-- Instructions for the task --
Filter the entries for the word "this". Copy each line in which it occurs.

Data records for software interfaces
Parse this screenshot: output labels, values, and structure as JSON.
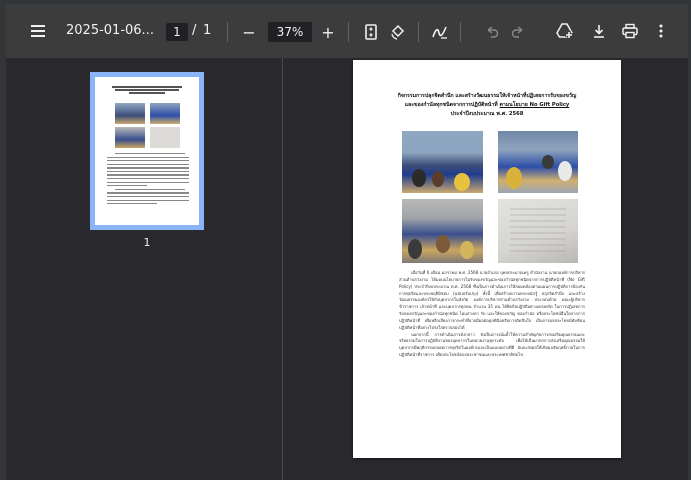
{
  "toolbar": {
    "menu_icon": "hamburger-menu-icon",
    "file_name": "2025-01-06...",
    "page_current": "1",
    "page_separator": "/",
    "page_total": "1",
    "zoom_out_label": "−",
    "zoom_value": "37%",
    "zoom_in_label": "+",
    "icons": [
      "fit-page-icon",
      "rotate-icon",
      "annotate-pen-icon",
      "undo-icon",
      "redo-icon",
      "save-to-drive-icon",
      "download-icon",
      "print-icon",
      "more-options-icon"
    ]
  },
  "sidebar": {
    "thumbnail_label": "1"
  },
  "document": {
    "title_line1": "กิจกรรมการปลุกจิตสำนึก และสร้างวัฒนธรรมให้เจ้าหน้าที่ปฏิเสธการรับของขวัญ",
    "title_line2_prefix": "และของกำนัลทุกชนิดจากการปฏิบัติหน้าที่",
    "title_line2_underlined": "ตามนโยบาย No Gift Policy",
    "title_line3": "ประจำปีงบประมาณ พ.ศ. 2568",
    "paragraph1": "เมื่อวันที่ 6 เดือน มกราคม พ.ศ. 2568 นายอำเภอ บุคลประมาณครู สำนักงาน นายกองค์การบริหารส่วนตำบลวังงาม ได้มอบนโยบายการไม่รับของขวัญและของกำนัลทุกชนิดจากการปฏิบัติหน้าที่ (No Gift Policy) ประจำปีงบประมาณ พ.ศ. 2568 ซึ่งเป็นการดำเนินการให้สอดคล้องตามแผนการปฏิบัติการป้องกันการทุจริตและประพฤติมิชอบ (ฉบับปรับปรุง) ทั้งนี้ เพื่อสร้างความตระหนักรู้ ปลุกจิตสำนึก และสร้างวัฒนธรรมองค์กรให้กับบุคลากรในสังกัด องค์การบริหารส่วนตำบลวังงาม ประกอบด้วย คณะผู้บริหาร ข้าราชการ เจ้าหน้าที่ และบุคลากรทุกคน จำนวน 35 คน ได้ยึดถือปฏิบัติอย่างเคร่งครัด ในการปฏิเสธการรับของขวัญและของกำนัลทุกชนิด ไม่แสวงหา รับ และให้ของขวัญ ของกำนัล หรือประโยชน์อื่นใดจากการปฏิบัติหน้าที่ เพื่อหลีกเลี่ยงการกระทำที่อาจมีผลต่อดุลพินิจหรือการตัดสินใจ เป็นการผลประโยชน์ทับซ้อนปฏิบัติหน้าที่อย่างโปร่งใสตรวจสอบได้",
    "paragraph2": "นอกจากนี้ การดำเนินการดังกล่าว ยังเป็นการเน้นย้ำให้ความสำคัญกับการส่งเสริมคุณธรรมและจริยธรรมในการปฏิบัติงานของบุคลากรในหน่วยงานทุกระดับ เพื่อให้เป็นมาตรการส่งเสริมคุณธรรมให้บุคลากรมีพฤติกรรมปลอดการทุจริตในองค์กรและเป็นแบบอย่างที่ดี อันจะส่งผลให้เกิดผลสัมฤทธิ์ภายในการปฏิบัติหน้าที่ราชการ เพื่อประโยชน์ของประชาชนและประเทศชาติต่อไป"
  },
  "colors": {
    "toolbar_bg": "#3c3c3c",
    "viewer_bg": "#2a2a2e",
    "thumbnail_highlight": "#8ab4f8"
  }
}
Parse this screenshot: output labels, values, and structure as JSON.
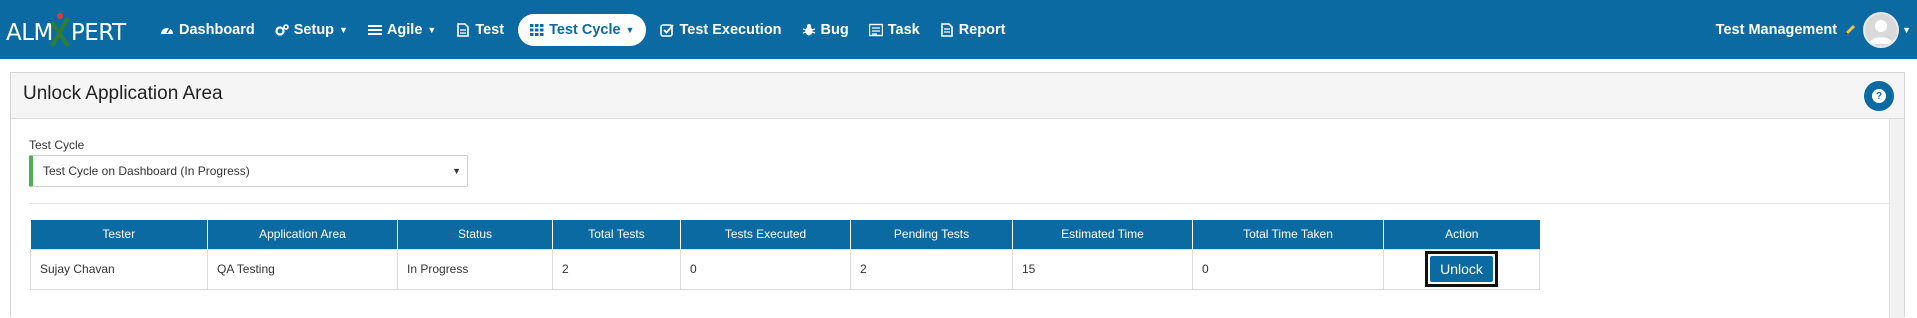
{
  "brand": {
    "left_text": "ALM",
    "right_text": "PERT"
  },
  "nav": {
    "items": [
      {
        "label": "Dashboard",
        "icon": "dashboard-icon",
        "caret": false,
        "active": false
      },
      {
        "label": "Setup",
        "icon": "gears-icon",
        "caret": true,
        "active": false
      },
      {
        "label": "Agile",
        "icon": "list-icon",
        "caret": true,
        "active": false
      },
      {
        "label": "Test",
        "icon": "file-icon",
        "caret": false,
        "active": false
      },
      {
        "label": "Test Cycle",
        "icon": "grid-icon",
        "caret": true,
        "active": true
      },
      {
        "label": "Test Execution",
        "icon": "check-square-icon",
        "caret": false,
        "active": false
      },
      {
        "label": "Bug",
        "icon": "bug-icon",
        "caret": false,
        "active": false
      },
      {
        "label": "Task",
        "icon": "tasks-icon",
        "caret": false,
        "active": false
      },
      {
        "label": "Report",
        "icon": "report-icon",
        "caret": false,
        "active": false
      }
    ],
    "right_label": "Test Management"
  },
  "panel": {
    "title": "Unlock Application Area",
    "help": "?"
  },
  "form": {
    "test_cycle_label": "Test Cycle",
    "test_cycle_value": "Test Cycle on Dashboard (In Progress)"
  },
  "table": {
    "columns": [
      "Tester",
      "Application Area",
      "Status",
      "Total Tests",
      "Tests Executed",
      "Pending Tests",
      "Estimated Time",
      "Total Time Taken",
      "Action"
    ],
    "rows": [
      {
        "tester": "Sujay Chavan",
        "application_area": "QA Testing",
        "status": "In Progress",
        "total_tests": "2",
        "tests_executed": "0",
        "pending_tests": "2",
        "estimated_time": "15",
        "total_time_taken": "0",
        "action": "Unlock"
      }
    ]
  },
  "colors": {
    "primary": "#0a6aa1",
    "accent_green": "#4caf50",
    "brand_x_red": "#e53935",
    "brand_x_green": "#2e7d32"
  }
}
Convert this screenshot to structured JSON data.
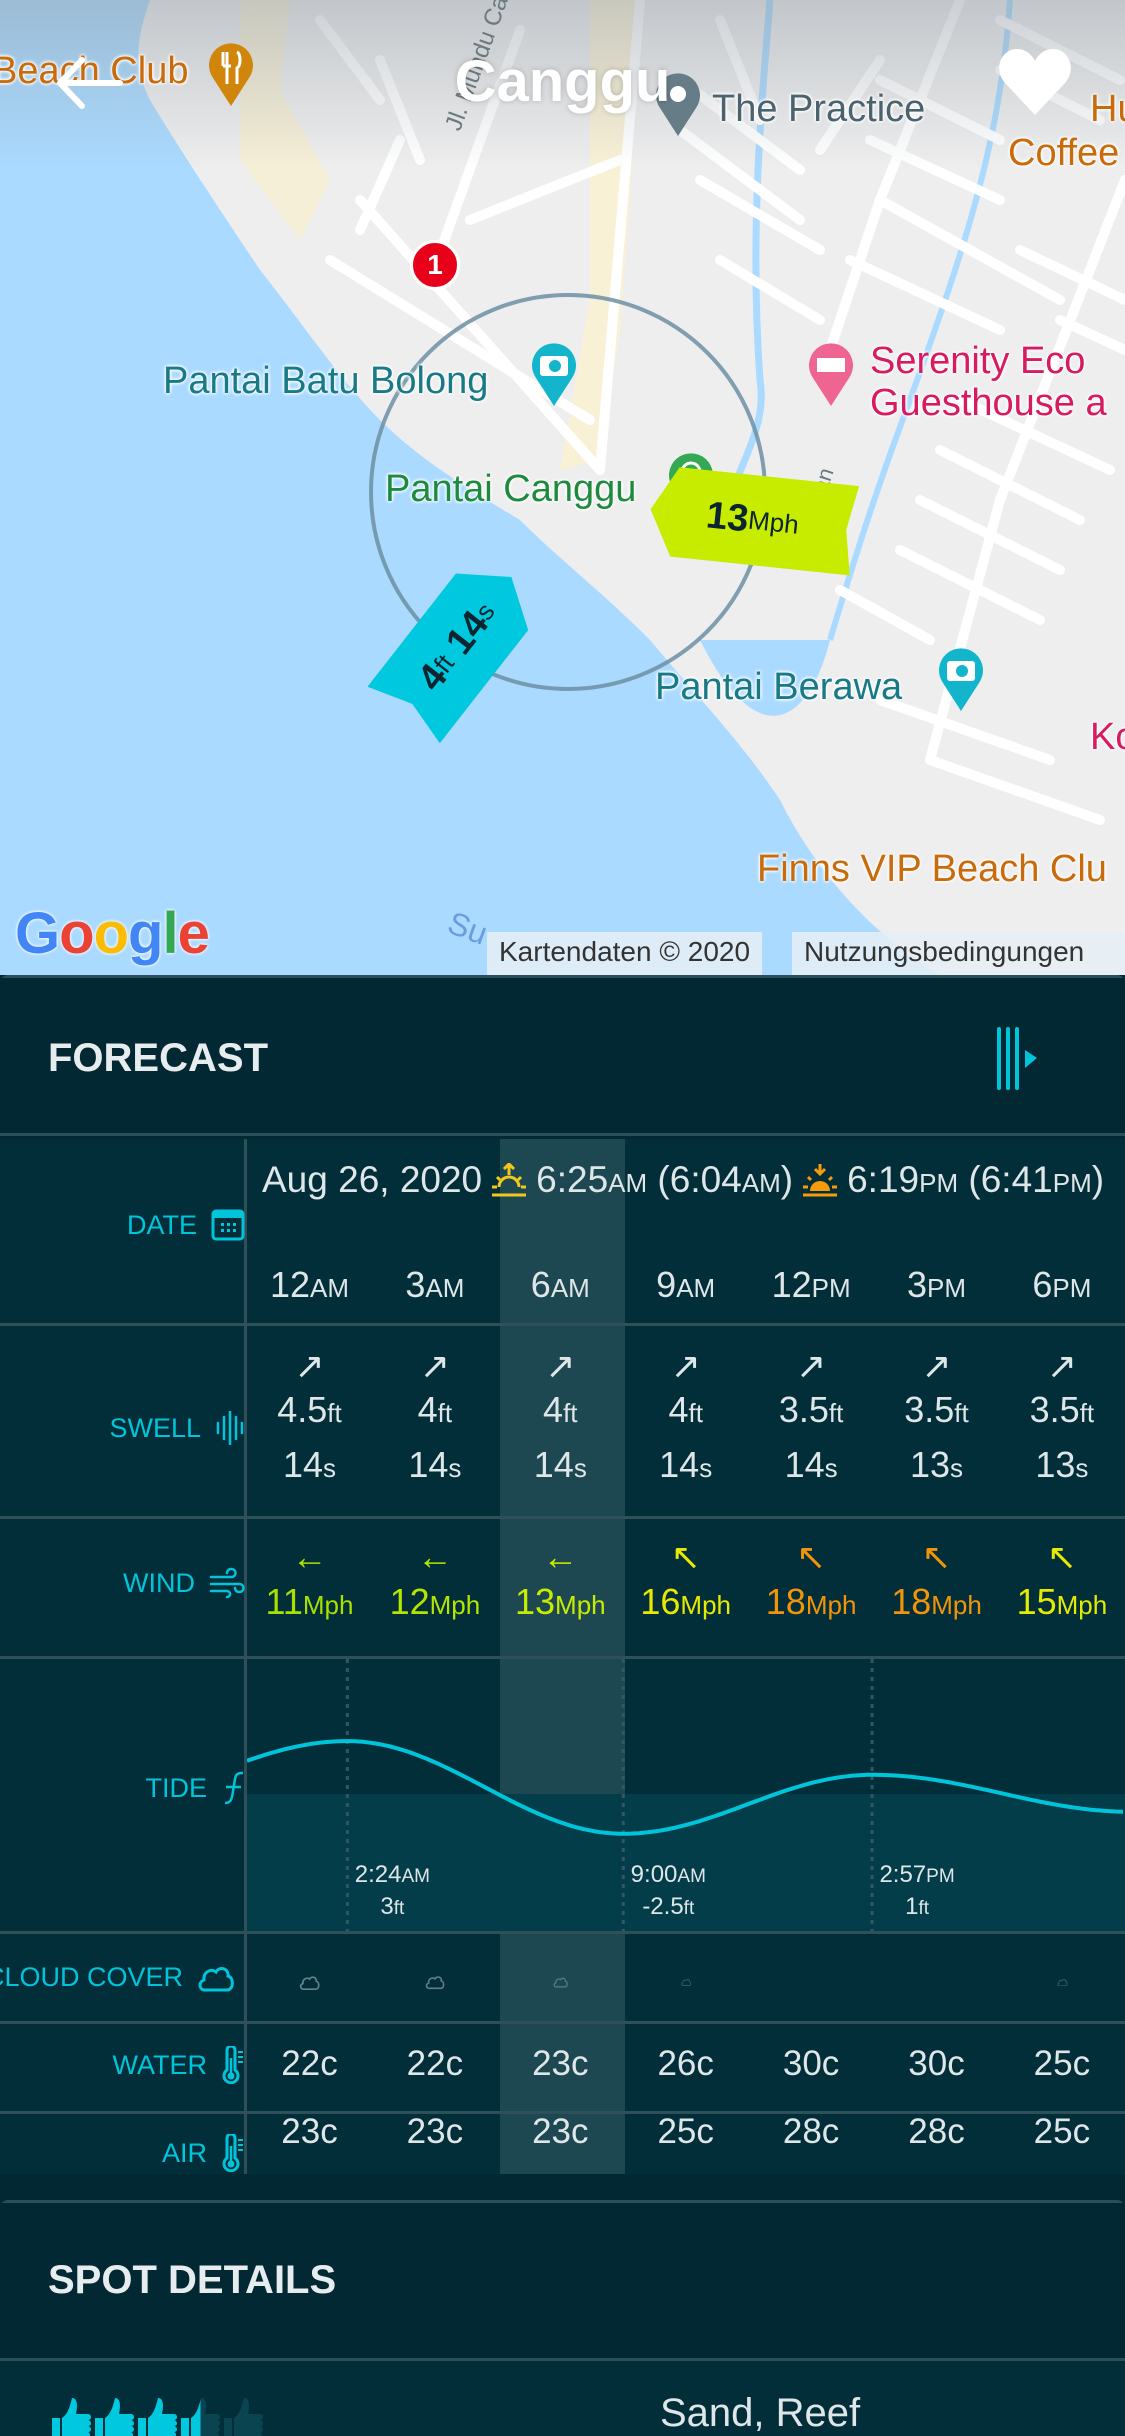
{
  "header": {
    "title": "Canggu",
    "back_icon": "arrow-left-icon",
    "favorite_icon": "heart-icon"
  },
  "map": {
    "labels": {
      "beach_club": "Beach Club",
      "the_practice": "The Practice",
      "hungry_coffee_1": "Hur",
      "hungry_coffee_2": "Coffee",
      "street_1": "Jl. Mundu Catu",
      "street_2": "ayan",
      "batu_bolong": "Pantai Batu Bolong",
      "serenity_1": "Serenity Eco",
      "serenity_2": "Guesthouse a",
      "canggu_beach": "Pantai Canggu",
      "berawa": "Pantai Berawa",
      "k_label": "Ko",
      "finns": "Finns VIP Beach Clu",
      "su_label": "Su"
    },
    "marker_number": "1",
    "swell_badge": {
      "height": "4",
      "height_unit": "ft",
      "period": "14",
      "period_unit": "s"
    },
    "wind_badge": {
      "speed": "13",
      "unit": "Mph"
    },
    "google_logo": "Google",
    "attribution": "Kartendaten © 2020",
    "terms": "Nutzungsbedingungen",
    "colors": {
      "water": "#aadaff",
      "land": "#eeeeee",
      "swell_badge": "#00c8de",
      "wind_badge": "#c8ec00"
    }
  },
  "forecast": {
    "title": "FORECAST",
    "play_icon": "timeline-play-icon",
    "date": "Aug 26, 2020",
    "sunrise": {
      "time": "6:25",
      "ampm": "AM",
      "first_light": "6:04",
      "first_light_ampm": "AM"
    },
    "sunset": {
      "time": "6:19",
      "ampm": "PM",
      "last_light": "6:41",
      "last_light_ampm": "PM"
    },
    "row_labels": {
      "date": "DATE",
      "swell": "SWELL",
      "wind": "WIND",
      "tide": "TIDE",
      "cloud": "CLOUD COVER",
      "water": "WATER",
      "air": "AIR"
    },
    "selected_column": 2,
    "hours": [
      {
        "h": "12",
        "ap": "AM"
      },
      {
        "h": "3",
        "ap": "AM"
      },
      {
        "h": "6",
        "ap": "AM"
      },
      {
        "h": "9",
        "ap": "AM"
      },
      {
        "h": "12",
        "ap": "PM"
      },
      {
        "h": "3",
        "ap": "PM"
      },
      {
        "h": "6",
        "ap": "PM"
      }
    ],
    "swell": [
      {
        "dir": "↗",
        "height": "4.5",
        "h_unit": "ft",
        "period": "14",
        "p_unit": "s"
      },
      {
        "dir": "↗",
        "height": "4",
        "h_unit": "ft",
        "period": "14",
        "p_unit": "s"
      },
      {
        "dir": "↗",
        "height": "4",
        "h_unit": "ft",
        "period": "14",
        "p_unit": "s"
      },
      {
        "dir": "↗",
        "height": "4",
        "h_unit": "ft",
        "period": "14",
        "p_unit": "s"
      },
      {
        "dir": "↗",
        "height": "3.5",
        "h_unit": "ft",
        "period": "14",
        "p_unit": "s"
      },
      {
        "dir": "↗",
        "height": "3.5",
        "h_unit": "ft",
        "period": "13",
        "p_unit": "s"
      },
      {
        "dir": "↗",
        "height": "3.5",
        "h_unit": "ft",
        "period": "13",
        "p_unit": "s"
      }
    ],
    "wind": [
      {
        "dir": "←",
        "speed": "11",
        "unit": "Mph",
        "color": "#a8e000"
      },
      {
        "dir": "←",
        "speed": "12",
        "unit": "Mph",
        "color": "#b4e400"
      },
      {
        "dir": "←",
        "speed": "13",
        "unit": "Mph",
        "color": "#c8ec00"
      },
      {
        "dir": "↖",
        "speed": "16",
        "unit": "Mph",
        "color": "#e8e800"
      },
      {
        "dir": "↖",
        "speed": "18",
        "unit": "Mph",
        "color": "#f0950a"
      },
      {
        "dir": "↖",
        "speed": "18",
        "unit": "Mph",
        "color": "#f0950a"
      },
      {
        "dir": "↖",
        "speed": "15",
        "unit": "Mph",
        "color": "#e4ea00"
      }
    ],
    "tide": {
      "extremes": [
        {
          "time": "2:24",
          "ampm": "AM",
          "height": "3",
          "unit": "ft",
          "hour": 2.4
        },
        {
          "time": "9:00",
          "ampm": "AM",
          "height": "-2.5",
          "unit": "ft",
          "hour": 9.0
        },
        {
          "time": "2:57",
          "ampm": "PM",
          "height": "1",
          "unit": "ft",
          "hour": 14.95
        }
      ],
      "line_color": "#00c4da"
    },
    "cloud_cover": [
      0.55,
      0.5,
      0.3,
      0.1,
      0,
      0,
      0.12
    ],
    "water_temp": [
      "22c",
      "22c",
      "23c",
      "26c",
      "30c",
      "30c",
      "25c"
    ],
    "air_temp": [
      "23c",
      "23c",
      "23c",
      "25c",
      "28c",
      "28c",
      "25c"
    ]
  },
  "spot_details": {
    "title": "SPOT DETAILS",
    "rating": 3.5,
    "rating_max": 5,
    "bottom_type": "Sand, Reef"
  }
}
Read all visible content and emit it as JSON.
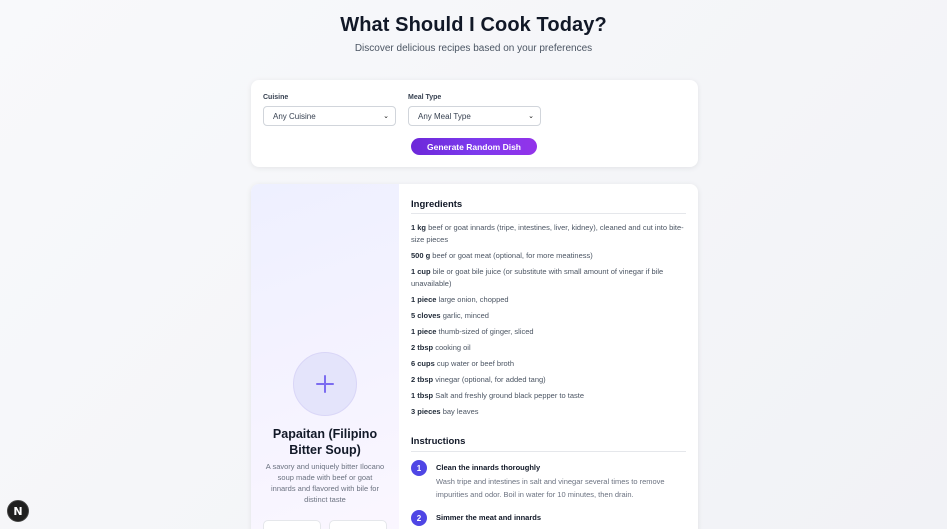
{
  "header": {
    "title": "What Should I Cook Today?",
    "subtitle": "Discover delicious recipes based on your preferences"
  },
  "filters": {
    "cuisine_label": "Cuisine",
    "cuisine_value": "Any Cuisine",
    "meal_type_label": "Meal Type",
    "meal_type_value": "Any Meal Type",
    "generate_label": "Generate Random Dish"
  },
  "recipe": {
    "name": "Papaitan (Filipino Bitter Soup)",
    "description": "A savory and uniquely bitter Ilocano soup made with beef or goat innards and flavored with bile for distinct taste",
    "ingredients_title": "Ingredients",
    "ingredients": [
      {
        "qty": "1 kg",
        "text": "beef or goat innards (tripe, intestines, liver, kidney), cleaned and cut into bite-size pieces"
      },
      {
        "qty": "500 g",
        "text": "beef or goat meat (optional, for more meatiness)"
      },
      {
        "qty": "1 cup",
        "text": "bile or goat bile juice (or substitute with small amount of vinegar if bile unavailable)"
      },
      {
        "qty": "1 piece",
        "text": "large onion, chopped"
      },
      {
        "qty": "5 cloves",
        "text": "garlic, minced"
      },
      {
        "qty": "1 piece",
        "text": "thumb-sized of ginger, sliced"
      },
      {
        "qty": "2 tbsp",
        "text": "cooking oil"
      },
      {
        "qty": "6 cups",
        "text": "cup water or beef broth"
      },
      {
        "qty": "2 tbsp",
        "text": "vinegar (optional, for added tang)"
      },
      {
        "qty": "1 tbsp",
        "text": "Salt and freshly ground black pepper to taste"
      },
      {
        "qty": "3 pieces",
        "text": "bay leaves"
      }
    ],
    "instructions_title": "Instructions",
    "steps": [
      {
        "num": "1",
        "title": "Clean the innards thoroughly",
        "body": "Wash tripe and intestines in salt and vinegar several times to remove impurities and odor. Boil in water for 10 minutes, then drain."
      },
      {
        "num": "2",
        "title": "Simmer the meat and innards",
        "body": ""
      }
    ]
  },
  "dev_badge": {
    "letter": "N"
  },
  "icons": {
    "add": "plus-icon",
    "chevron": "chevron-down-icon"
  },
  "colors": {
    "accent": "#4f46e5",
    "button_gradient_start": "#6d28d9",
    "button_gradient_end": "#9333ea"
  }
}
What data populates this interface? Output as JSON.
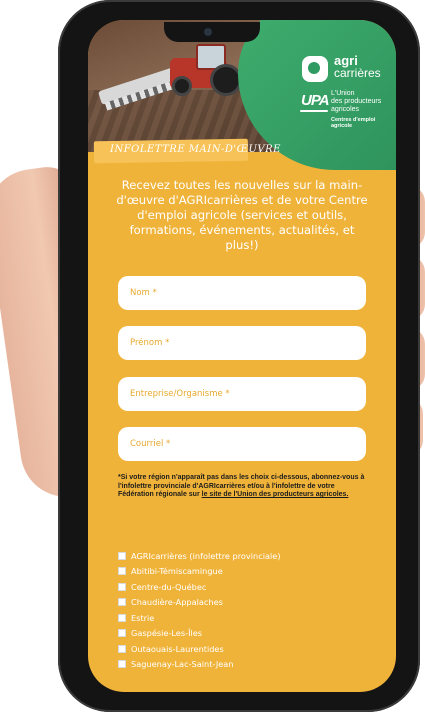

-- Exercise output --
Parse this screenshot: output labels, values, and structure as JSON.
Parse this screenshot: output labels, values, and structure as JSON.
Convert this screenshot to structured JSON data.
What data populates this interface? Output as JSON.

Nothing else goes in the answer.